Starting next season, the Coyotes and the NHL will work together to make the program bigger and better, now allowing the kids to keep the hockey equipment at the end of the clinic if they sign up for the next step in their training.
This program, along with the new Coyotes Mobile Tour and the new Ball Hockey Rink Builds are all thanks in part to the NHL/NHLPA Industry Growth Fund, which provides grant money to NHL teams in order to implement programs that will help continue growing the sport.
With the Coyotes Mobile-Tour having launched at the beginning of 2016 and the ball hockey rink builds are currently in progress, with the Coyotes working with local parks and recreation departments to establish the proper locations for these new 75’ x 50’ mini rinks.
The vision with these rinks is to give kids a chance to find their love for hockey before stepping foot on the ice. Through ball, or street, hockey, the Coyotes put the sport of hockey on par with other sports like baseball, football, and basketball, in that you don’t have to learn how to skate in order to play… all you need to know is how to run.
While the Little Howlers being the largest on-ice program the Coyotes run, the principal off-ice initiative the team is involved with to help the growth at the grassroots level is their Street Hockey School Visits. Since the start of the 2013 season, the Arizona Coyotes Hockey Development Team has visited over 200 schools in Arizona, from Flagstaff, down to Tucson, and seen well over 120,000 kids during that time.
During these clinics, the Coyotes take over the PE classes for the day and teach the students the basics of hockey, including properly holding the stick, stickhandling, shooting, and passing with every class ending with a game so the kids can feel like actual Coyotes players.
The Coyotes Hockey Development Team is usually booked 4-5 days a week with these visits during the hockey season and have returned to multiple schools over the years due to the popularity of the program.
The team makes sure to leave its mark on each school it visits by leaving a Coyotes banner behind and making sure Coyotes stickers are placed randomly throughout the hallways so people know the Coyotes were there.
Making sure they also cater to the current hockey community, the Coyotes offer monthly Blades on Ice Hockey Clinics run at Gila River Arena with special Coyotes players and Alumni serving as special guest coaches with Mix 96.9 morning radio personality Mathew Blades serving as the clinic host. These clinics are geared to current hockey players looking to improve their skills and are run by Coyotes coaches, such as John Slaney, Newell Brown, and goalie coach Jon Elkin.

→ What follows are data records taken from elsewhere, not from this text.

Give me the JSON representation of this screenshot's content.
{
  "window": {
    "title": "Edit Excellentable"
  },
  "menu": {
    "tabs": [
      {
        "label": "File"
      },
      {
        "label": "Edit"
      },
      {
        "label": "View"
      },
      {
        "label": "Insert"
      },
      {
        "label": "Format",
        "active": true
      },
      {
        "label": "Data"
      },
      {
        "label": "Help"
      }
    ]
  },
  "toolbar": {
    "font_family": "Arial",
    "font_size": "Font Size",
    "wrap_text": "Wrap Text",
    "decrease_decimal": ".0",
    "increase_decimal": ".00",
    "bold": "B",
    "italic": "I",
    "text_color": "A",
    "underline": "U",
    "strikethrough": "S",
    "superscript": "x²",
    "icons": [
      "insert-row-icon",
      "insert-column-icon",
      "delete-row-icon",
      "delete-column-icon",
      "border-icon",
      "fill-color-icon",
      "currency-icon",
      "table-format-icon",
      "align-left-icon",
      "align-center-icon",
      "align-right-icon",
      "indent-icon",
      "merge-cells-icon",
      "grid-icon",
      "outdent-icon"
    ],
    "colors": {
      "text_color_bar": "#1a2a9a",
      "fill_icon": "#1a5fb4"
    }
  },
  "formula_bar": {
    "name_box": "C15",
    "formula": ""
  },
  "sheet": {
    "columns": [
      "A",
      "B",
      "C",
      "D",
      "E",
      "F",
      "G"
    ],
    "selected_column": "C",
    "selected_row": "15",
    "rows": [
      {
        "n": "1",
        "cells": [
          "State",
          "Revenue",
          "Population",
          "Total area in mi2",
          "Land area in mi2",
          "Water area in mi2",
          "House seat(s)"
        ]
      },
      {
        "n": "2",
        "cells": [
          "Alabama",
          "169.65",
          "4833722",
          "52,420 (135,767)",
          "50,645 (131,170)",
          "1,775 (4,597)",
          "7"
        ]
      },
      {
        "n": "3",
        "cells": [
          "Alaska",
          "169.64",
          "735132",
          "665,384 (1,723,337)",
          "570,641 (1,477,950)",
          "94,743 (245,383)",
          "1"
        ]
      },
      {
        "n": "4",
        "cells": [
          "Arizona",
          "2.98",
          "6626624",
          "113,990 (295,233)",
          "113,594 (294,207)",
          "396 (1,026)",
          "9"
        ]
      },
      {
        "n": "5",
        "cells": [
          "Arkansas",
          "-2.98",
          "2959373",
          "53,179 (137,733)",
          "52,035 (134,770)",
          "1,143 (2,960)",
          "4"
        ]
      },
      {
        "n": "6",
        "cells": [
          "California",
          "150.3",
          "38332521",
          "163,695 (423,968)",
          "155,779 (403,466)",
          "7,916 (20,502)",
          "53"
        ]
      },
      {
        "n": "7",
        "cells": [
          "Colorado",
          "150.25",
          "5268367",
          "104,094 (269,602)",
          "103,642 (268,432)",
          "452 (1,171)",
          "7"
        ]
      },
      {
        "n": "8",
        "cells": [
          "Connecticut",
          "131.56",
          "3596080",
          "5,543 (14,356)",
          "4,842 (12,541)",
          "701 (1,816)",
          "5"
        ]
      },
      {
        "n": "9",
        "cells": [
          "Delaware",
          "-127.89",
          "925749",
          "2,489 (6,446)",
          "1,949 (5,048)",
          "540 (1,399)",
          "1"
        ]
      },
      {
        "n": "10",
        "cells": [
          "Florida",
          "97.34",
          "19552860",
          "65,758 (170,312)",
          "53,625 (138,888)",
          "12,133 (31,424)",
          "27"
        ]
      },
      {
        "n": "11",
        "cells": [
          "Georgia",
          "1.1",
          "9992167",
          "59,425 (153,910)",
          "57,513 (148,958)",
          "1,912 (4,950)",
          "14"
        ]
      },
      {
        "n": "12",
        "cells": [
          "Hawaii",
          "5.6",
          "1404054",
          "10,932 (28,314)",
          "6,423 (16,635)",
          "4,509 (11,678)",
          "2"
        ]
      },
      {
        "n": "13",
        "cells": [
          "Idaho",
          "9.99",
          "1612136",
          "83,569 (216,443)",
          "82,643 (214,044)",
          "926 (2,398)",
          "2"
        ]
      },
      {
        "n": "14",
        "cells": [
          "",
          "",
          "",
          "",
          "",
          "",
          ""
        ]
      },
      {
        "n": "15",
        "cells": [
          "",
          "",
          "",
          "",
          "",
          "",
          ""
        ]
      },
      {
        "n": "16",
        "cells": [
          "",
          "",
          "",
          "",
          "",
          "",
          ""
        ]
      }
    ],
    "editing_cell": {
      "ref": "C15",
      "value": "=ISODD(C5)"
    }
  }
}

Through these different avenues, the Coyotes have shown that not only are they dedicated to grow the game of hockey, but they are proud to promote and spotlight the current programs that have helped put AZ on the map in terms of success. Last season the Arizona Bobcats and Phoenix Jr Coyotes both travelled to Quebec for the International PeeWee Hockey Tournament, which is the largest tournament for that age group in the world. The Arizona Bobcats left with the Championship in the AAA division for the tournament while the Jr Coyotes took home the championship in the equally difficult BSR Tournament taking place at the same time.
USA Hockey has also noticed Arizona’s competitive teams as it awarded the state its first ever National Tournament to host in 2017 for the U14 and newly developed U15 divisions. This tournament will include the best teams from around the country at that age level competing for the National Championship, with the top Arizona U14 and U15 teams getting an automatic entry into the tournament.
With players like Auston Matthews and Lyndsey Fry already displaying their skills at a professional and international level, it’s only a matter of time before more players reach their caliber of skill and start breaking into the NHL. And with the continued partnership between the Coyotes and the Arizona Amateur Hockey Association only growing stronger, it is no longer a pipe dream to think that the state can eclipse the 10,000 player barrier before the end of the decade.